Intellect as Immaterial

For Aristotle, living things are understood as composites of body and soul. Body, which is matter, is informed by soul, which is form. Matter is also potency, or that out of which something is made, and form is act, or that which makes the matter an actual substance. Following this conceptual correspondence we can say that body, as matter, is potency, and soul, as form, is act. The body and soul composite is merely a specific kind of potency and act composite, namely, the kind proper to living things. Aristotle discusses the different powers of soul and then distinguishes living things according to the powers of soul most proper to them. Plants, for instance, have a nutritive or generative soul, while animals have a sensitive or perceptive soul. Human beings, however, have both the nutritive and sensitive powers, but neither of these are most proper to human beings as such. For humans, the power to understand, commonly referred to as the intellect, is what characterizes soul. There is a difference, though, that divides the human soul from the souls of animals and plants and it is found within Aristotle’s descriptions of each. Whereas the nutritive and sensitive powers require bodily organs in order to be actualized, the human soul cannot have any such organ.
    When Aristotle is discussing understanding he compares it to perceiving, both of which somehow consist in the reception of some object. This power of understanding, intellect, is characterized primarily by its ability to receive form. As something receptive, intellect is in potency with respect to all of the things which it is able to understand. While it is understanding something, or after having understood something, the intellect is, in a sense, actually what it understands, it contains within itself the form of the object of its understanding. This presents us with a problem.
    Remember that the body and soul division is a specific kind of matter and form division, the latter being found within all material reality and not just in living or organic things. All material substances are, by nature, composites of matter and form. But if the intellect, like matter, is able to receive form, then the intellect, like matter, would actually become the substance in question. For some matter to be in the possession of a certain form, a cat, for instance, is nothing more than actually being this same composite substance. For some matter to be informed by the soul of a cat is just what it is to be a cat. This distinction is at the heart of Aristotle’s ontology, but when applied to the intellect it seems incoherent. If understanding what it is to be a cat is identical with saying that my intellect is in the possession of the form of a cat, then the intellect, if it requires a bodily organ, upon understanding what a cat is, would quite literally become a cat. This is obviously not the case, though. The intellect is able to understand all types of forms and yet is never actually a material substance informed by the understood form in question. The implication, then, is that the intellectual power of the human soul cannot possibly require a bodily organ in order to actualize itself. Hence the intellect must be immaterial.

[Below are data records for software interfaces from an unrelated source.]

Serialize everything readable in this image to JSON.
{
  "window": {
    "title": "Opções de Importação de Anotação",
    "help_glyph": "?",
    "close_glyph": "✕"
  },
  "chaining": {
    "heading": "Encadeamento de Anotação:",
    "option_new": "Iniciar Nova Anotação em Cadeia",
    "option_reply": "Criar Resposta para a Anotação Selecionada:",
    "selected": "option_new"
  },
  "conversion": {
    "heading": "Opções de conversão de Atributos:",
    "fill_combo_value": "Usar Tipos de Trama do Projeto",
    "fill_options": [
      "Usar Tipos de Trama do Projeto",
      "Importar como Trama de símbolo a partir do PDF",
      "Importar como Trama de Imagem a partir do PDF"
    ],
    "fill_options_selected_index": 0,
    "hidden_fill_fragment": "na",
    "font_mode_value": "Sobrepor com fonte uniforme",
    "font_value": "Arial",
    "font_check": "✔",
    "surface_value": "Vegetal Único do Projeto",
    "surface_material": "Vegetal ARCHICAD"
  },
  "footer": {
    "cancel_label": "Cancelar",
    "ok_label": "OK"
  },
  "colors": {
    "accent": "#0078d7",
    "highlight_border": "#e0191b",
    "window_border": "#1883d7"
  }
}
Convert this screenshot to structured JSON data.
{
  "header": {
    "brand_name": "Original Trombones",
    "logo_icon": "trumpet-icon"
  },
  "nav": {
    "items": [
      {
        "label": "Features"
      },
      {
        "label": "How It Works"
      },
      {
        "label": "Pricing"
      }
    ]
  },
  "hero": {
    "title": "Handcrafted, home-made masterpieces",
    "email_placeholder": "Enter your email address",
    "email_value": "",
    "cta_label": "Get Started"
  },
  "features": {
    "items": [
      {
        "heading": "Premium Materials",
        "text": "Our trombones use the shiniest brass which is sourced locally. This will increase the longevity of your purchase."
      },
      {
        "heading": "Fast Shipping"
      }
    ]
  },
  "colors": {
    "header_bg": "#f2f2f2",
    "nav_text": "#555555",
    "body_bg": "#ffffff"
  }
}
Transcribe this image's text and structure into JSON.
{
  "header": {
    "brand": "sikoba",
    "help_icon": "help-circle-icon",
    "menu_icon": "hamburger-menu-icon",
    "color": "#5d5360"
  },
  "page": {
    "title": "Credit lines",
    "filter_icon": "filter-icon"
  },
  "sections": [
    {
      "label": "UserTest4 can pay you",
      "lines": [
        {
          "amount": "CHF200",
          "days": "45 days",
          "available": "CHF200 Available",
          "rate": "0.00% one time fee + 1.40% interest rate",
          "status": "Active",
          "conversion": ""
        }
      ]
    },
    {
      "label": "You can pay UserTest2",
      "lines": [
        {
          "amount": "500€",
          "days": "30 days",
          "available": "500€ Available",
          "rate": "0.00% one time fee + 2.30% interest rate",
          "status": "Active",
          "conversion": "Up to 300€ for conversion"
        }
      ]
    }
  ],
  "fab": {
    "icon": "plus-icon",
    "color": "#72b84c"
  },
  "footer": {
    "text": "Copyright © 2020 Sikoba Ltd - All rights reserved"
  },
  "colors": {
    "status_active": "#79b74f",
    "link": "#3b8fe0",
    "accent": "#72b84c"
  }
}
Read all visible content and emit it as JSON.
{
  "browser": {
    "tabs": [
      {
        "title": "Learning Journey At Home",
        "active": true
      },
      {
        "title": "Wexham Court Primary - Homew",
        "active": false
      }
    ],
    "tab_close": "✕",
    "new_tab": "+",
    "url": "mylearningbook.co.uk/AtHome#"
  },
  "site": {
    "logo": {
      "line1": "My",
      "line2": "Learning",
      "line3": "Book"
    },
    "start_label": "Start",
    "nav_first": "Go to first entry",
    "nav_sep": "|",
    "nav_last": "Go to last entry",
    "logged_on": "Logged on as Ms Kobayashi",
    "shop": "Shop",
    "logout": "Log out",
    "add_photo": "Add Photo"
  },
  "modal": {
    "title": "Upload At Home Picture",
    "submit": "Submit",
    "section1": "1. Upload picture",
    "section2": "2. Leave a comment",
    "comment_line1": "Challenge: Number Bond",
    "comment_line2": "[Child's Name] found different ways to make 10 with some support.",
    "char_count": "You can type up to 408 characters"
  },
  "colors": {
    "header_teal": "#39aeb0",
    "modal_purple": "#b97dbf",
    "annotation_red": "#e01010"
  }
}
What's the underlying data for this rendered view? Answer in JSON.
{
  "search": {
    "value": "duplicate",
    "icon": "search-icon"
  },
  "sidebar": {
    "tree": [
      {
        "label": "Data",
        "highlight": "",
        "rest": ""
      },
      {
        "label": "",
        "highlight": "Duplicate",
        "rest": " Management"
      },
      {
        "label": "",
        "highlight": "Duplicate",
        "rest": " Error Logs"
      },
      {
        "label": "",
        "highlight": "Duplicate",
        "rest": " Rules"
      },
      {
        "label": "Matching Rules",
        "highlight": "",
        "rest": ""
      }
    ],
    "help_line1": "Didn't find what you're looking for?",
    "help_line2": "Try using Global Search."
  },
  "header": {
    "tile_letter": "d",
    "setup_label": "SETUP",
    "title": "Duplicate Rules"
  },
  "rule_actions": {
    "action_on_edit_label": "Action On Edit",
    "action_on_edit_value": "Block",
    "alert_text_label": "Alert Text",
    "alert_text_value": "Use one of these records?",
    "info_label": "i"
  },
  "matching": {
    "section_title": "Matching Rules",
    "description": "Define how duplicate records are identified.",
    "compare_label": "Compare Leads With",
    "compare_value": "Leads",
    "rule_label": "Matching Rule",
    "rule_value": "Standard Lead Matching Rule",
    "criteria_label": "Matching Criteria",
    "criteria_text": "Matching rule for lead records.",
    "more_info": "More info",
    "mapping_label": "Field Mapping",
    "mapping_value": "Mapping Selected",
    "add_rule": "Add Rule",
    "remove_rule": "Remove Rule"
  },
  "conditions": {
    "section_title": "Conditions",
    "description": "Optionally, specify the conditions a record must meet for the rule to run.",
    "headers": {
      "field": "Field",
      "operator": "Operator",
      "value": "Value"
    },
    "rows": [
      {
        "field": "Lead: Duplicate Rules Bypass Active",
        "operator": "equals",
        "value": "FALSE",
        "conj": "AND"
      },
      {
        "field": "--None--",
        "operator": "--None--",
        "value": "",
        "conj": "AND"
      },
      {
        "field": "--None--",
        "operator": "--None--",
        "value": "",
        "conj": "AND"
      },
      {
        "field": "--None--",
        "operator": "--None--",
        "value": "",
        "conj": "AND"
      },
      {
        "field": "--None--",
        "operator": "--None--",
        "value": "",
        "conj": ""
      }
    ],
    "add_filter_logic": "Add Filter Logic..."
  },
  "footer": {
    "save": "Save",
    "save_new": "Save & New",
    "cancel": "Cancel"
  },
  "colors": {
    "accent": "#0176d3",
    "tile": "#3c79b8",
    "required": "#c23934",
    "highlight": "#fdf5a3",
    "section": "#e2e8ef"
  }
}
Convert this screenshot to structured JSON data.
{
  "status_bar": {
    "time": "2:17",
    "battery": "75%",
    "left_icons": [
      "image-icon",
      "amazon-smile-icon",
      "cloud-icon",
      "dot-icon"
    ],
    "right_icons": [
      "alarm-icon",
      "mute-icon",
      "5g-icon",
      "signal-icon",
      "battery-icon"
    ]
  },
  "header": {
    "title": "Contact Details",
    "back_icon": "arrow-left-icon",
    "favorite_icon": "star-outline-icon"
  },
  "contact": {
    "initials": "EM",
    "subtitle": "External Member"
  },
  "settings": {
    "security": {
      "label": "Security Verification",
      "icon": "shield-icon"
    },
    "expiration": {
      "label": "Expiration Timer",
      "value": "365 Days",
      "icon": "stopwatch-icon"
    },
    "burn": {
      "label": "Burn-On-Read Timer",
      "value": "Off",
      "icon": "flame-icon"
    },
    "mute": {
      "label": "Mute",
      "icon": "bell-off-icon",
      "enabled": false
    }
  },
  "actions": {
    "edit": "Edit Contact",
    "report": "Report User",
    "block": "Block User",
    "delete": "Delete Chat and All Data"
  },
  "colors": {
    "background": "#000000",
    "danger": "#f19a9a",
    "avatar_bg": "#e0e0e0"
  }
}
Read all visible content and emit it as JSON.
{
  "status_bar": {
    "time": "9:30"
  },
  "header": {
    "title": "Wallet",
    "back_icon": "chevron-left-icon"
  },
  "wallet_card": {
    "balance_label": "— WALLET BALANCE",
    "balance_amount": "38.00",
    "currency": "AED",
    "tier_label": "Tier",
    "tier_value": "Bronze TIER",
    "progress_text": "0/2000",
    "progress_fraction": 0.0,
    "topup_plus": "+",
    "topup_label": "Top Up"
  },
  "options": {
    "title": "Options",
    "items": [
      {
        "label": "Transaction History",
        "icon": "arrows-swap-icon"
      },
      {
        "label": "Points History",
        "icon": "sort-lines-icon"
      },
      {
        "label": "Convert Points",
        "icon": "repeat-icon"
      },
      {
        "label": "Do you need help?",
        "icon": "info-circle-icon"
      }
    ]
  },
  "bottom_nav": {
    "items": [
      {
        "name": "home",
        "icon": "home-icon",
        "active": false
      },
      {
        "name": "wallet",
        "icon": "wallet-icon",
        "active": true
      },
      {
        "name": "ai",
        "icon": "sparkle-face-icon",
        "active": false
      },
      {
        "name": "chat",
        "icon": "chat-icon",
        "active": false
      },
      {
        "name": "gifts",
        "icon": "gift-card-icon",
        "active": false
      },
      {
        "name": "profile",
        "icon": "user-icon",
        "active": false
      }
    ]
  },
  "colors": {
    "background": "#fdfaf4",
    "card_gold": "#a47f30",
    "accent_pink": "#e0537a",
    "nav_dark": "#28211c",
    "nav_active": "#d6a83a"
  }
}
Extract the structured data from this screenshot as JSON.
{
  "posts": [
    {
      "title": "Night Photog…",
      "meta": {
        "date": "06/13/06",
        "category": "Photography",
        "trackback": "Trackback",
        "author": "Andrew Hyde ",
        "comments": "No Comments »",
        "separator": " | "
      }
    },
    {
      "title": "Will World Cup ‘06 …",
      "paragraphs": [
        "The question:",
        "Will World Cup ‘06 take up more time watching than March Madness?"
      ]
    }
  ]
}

  1. The implication, then, is that the intellectual power of the human soul cannot possibly require a bodily organ in order to actualize itself. Hence the intellect must be immaterial.

    Okay, after understanding the form of a cat, my intellect does not become a cat. But where does the human brain fit in to this idea of not requiring "a bodily organ in order to actualize itself"? Is the fact that the human intellect is aware of its dependence on the brain further evidence of your assertion?

  2. Bodily organs are required for human understanding because all human knowledge begins with sensation. So to interpret "not requiring a bodily organ" to mean that human understanding does not involve any material operations is false. In fact, Aquinas says that, in our current life, the intellect will always need recourse to imagination, a material operation, in order to understand things.
    See Article 7 here:


    Human knowing, though, is a process, and so although it may begin with sensation, which would ultimately include brain activity, it does not end there. The intelligible species is abstracted from the sensible image, and this intelligible being is utterly formal. The active intellect must make that which is potentially intelligible actually intelligible, and once it is possessed by the intellect it exists in an immaterial, universal, and necessary way.

    So the human intellect is immaterial because its per se operation cannot be the act of a bodily organ (as sight is the act of the eye), but not because the process of human knowing does not involve any material operation whatsoever. The brain, as a material organ, obviously plays some pivotal role. The intellect, though, cannot be the act of the brain because the operation of the intellect, although it has recourse to that which is taken from sensation, cannot possibly be reduced to anything material.

    Your final question raises an interesting point. We can, in fact, use the idea that the intellect knows the brain as an argument for its immateriality. Why is the human intellect able to know the brain? I would say that it can do so because the brain is a sensible body. As a sensible body, the intellect is able to know it because the human intellect is able to know all sensible bodies as such. In other words, the intellect is receptive of all sensible natures in the same way that the eye is receptive of color or the ear is receptive of sound. In order to operate in such a manner, the intellect must not itself be the act of a bodily organ. This is because, in order for the eye to receive color, for example, it must itself lack color. That which is able to receive something cannot already possess that which it is able to receive. If the eye, of itself, always was in the possession of some color then it would simply be unable to see other colors. In the same way, the human intellect could not be receptive of all things sensible if it was itself a sensible organ. In order to know bodily things as such it must not itself be bodily.